When we hear Parkinson’s disease, a lot of people automatically think of actor and advocate Michael J. Fox. Or perhaps Muhammad Ali, one of the greatest boxers to ever enter the ring. How many of us have a friend or family member struggling with the disease? Would you know what to do to help someone who has been diagnosed with Parkinson’s?
It has been said that Music helps people with Parkinson’s Disease, so any kind of music or music therapy is helpful. Physical therapy may help keep Parkinson's disease patients limber, but researchers have found that music therapy may help them move faster -- and make them happier.
Research has noted that physical therapy improved stiffness, but did not have a significant effect on overall daily performance. Music therapy did. Patients reported improved ability to do such tasks as cut food and get dressed, and said they were less likely to fall or experience the sudden freezing-up of muscles. Patients with Parkinson's have trouble initiating movement, and music therapy improved this problem -- possibly because of its rhythmical quality.
Patients emotional response to the music could affect their ability to move, they say, by activating a particular pathway in the brain that is thought to help regulate movements. Either way, the patients were happier when listening to music, and it increased their motivation.
Sandi Holten, a music therapist at Struther’s Parkinson’s Center focuses on music therapy. One of her patients is Art Grell. At 67, Art is a broad-shouldered bear of a man. But he no longer has a vigorous stride. Instead, Grell takes slow, halting steps, another effect of the disease.
When she meets with Art, Holten has him hit paddles in time with the music. She wants him to twist, loosen up, get his body moving and exercise muscles, especially those in his legs. That will help him lift his feet and restore rhythm to his gait. Grell's voice is faint, but he said sessions with Holten lift his spirits. “I think the music gets me going more, gets me more excited," he said.
Dancing is also helpful, again, the rhythm of the music helps them.

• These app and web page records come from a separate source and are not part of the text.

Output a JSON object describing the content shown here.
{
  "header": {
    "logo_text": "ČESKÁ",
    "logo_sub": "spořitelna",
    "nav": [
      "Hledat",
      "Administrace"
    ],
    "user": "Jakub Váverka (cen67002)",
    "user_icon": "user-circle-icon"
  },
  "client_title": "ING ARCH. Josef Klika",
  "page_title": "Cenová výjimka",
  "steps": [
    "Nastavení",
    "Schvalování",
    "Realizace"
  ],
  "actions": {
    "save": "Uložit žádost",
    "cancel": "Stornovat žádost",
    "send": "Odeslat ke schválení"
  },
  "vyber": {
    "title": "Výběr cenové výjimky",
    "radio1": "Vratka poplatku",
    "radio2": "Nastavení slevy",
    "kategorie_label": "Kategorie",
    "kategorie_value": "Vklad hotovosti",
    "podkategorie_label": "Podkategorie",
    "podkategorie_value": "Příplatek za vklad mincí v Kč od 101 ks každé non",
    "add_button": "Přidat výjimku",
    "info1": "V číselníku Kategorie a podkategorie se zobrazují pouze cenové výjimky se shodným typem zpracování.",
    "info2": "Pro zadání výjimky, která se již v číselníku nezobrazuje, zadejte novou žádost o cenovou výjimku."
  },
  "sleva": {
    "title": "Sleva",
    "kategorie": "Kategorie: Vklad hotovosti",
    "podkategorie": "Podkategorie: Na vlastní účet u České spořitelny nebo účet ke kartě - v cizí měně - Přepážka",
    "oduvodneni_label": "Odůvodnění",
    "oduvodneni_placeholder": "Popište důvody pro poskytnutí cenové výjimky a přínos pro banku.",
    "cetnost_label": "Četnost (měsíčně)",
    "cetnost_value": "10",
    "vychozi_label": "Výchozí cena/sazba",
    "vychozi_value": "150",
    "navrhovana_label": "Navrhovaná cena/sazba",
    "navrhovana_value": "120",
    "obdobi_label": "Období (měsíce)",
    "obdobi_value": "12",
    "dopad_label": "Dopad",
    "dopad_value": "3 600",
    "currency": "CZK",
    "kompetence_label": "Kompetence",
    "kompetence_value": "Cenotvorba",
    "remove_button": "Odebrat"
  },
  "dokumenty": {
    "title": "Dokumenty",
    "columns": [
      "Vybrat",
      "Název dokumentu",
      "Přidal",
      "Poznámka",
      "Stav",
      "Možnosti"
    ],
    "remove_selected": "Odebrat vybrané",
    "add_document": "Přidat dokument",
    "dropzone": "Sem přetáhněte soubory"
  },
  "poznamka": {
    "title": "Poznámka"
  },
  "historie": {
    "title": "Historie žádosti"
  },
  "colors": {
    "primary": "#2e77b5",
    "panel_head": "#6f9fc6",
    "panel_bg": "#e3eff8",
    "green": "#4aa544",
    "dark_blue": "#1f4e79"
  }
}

You can Google "music and Parkinson’s" and find more info of the benefits of music for people with Parkinson’s Disease.